We Roman Catholic men need to stand tall in witness to what the actual virtue of love can do and what it looks like.  Marriage will only last for as long as the complete self giving virtue of love is its anchor.  Many will say that the latest trend to same sex marriage has destroyed the institution of marriage.  That is like saying the bulldozer took down the skyscraper.  No the wrecking ball did. Decade after decade after decade.  That wrecking ball was the acceptance of divorce, artificial birth control, promiscuity, pornography, and abortion.  These things are inconsistent with self-giving love.  They are its natural enemy.  In fact, every major breakdown we have can be directly attributed to the lack of ability or desire to cultivate the virtue of love.

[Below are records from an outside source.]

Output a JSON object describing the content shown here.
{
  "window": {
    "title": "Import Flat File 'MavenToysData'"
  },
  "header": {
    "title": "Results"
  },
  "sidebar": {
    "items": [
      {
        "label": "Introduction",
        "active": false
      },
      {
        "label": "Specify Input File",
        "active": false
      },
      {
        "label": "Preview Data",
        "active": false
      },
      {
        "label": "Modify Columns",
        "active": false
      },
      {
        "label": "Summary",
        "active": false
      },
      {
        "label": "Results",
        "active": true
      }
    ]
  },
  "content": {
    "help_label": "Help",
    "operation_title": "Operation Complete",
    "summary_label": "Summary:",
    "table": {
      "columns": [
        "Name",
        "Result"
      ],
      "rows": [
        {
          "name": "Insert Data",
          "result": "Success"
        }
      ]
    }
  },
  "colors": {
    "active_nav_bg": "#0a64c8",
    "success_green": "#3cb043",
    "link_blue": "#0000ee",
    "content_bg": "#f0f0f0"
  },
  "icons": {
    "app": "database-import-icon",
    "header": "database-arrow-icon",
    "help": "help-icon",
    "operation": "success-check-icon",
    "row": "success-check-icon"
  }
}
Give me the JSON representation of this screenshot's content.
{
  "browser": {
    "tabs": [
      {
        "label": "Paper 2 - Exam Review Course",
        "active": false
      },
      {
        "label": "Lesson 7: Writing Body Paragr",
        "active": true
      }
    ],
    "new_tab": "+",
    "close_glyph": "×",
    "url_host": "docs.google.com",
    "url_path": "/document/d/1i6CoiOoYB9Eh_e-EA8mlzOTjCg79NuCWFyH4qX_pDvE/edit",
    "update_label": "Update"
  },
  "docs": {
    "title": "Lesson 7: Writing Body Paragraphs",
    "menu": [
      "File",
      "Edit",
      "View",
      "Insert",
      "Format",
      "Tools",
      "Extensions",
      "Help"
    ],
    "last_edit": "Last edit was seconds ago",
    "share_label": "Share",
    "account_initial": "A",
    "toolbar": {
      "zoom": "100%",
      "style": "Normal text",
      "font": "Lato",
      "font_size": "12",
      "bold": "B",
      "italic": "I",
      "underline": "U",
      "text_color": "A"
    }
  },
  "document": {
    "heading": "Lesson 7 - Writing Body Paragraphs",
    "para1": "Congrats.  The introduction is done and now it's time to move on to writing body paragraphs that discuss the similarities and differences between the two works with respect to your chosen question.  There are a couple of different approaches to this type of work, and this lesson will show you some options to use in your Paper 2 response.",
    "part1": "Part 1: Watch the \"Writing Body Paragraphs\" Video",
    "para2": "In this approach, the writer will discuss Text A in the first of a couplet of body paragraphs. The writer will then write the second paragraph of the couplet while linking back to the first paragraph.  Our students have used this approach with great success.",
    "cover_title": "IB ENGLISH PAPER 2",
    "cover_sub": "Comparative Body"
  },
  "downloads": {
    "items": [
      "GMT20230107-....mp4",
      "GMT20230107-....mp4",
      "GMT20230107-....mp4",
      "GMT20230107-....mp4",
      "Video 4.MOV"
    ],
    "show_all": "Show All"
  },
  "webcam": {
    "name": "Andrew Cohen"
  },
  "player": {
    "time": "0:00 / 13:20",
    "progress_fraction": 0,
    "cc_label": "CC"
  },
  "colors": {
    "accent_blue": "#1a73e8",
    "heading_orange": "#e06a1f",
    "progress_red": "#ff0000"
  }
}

To the Roman Catholic man called to marriage: You cannot have a healthy marriage and family life without cultivating the virtue of love.  After God, your wife comes first!  She is not your servant, slave, or prostitute.  You are to love her with the same self-giving love with which Christ loved us on the Cross!  That love will matter as you teach your children , with your wife, what to love God and each other looks like.  I as a pastor and teacher can talk about love until I am blue in the face and it'll not matter one iota if you are not modeling it in the family.  I invite you go to I Corinthians 13 and read St Paul's description of the virtue of love; of its qualities and properties.  That, good sir, is the standard of excellence to which we are held and by which we will be judged by God! If this love is lived in the family, it will strengthen every entity to which that family belongs...especially your local parish.

To the Roman Catholic man called to be a priest: As the Persona Christi, we are to be the very image of the virtue of love.  Can we imitate St. Paul, who refers to himself being poured out like a libation for those he was called to bring the Gospel of Christ?  Can we look at our relationship with God and those placed under our care using the same standard of St. Paul's description of love in I Corinthians 13?  Are we patient and kind?  Do people see us as such or as temperamental?  Woe to us if our flocks grow scared of us for fear of wrath or neglect!  Do we gladly call when beckoned in an emergency?  Will we live simply so as to show a detachment from the world and an adherence to God?  Love never compromises truth.  Do we through our preaching and teaching extol our sheep to such excellent heights?

This kind of love is not easy.  However the more we practice it, the more natural it becomes.  The more it is practiced the more it can be the salt that is needed, the light that is needed. To be sure, we will fail both in time and eternally if we fail at love.  For nothing of lust can enter the Kingdom of Heaven; no selfishness, no narcissism, no self-aggrandizement. To be joined in eternal union with God, who is love, requires us to utilize the divine grace and gift of love so that our lives become an answer to God's love.  Make no mistake: You'll not be a true man, a true Roman Catholic, or a man of any virtue without love.


1 comment:

  1. Thanks for writing, I found your blog a couple days ago and have been enjoying reading it.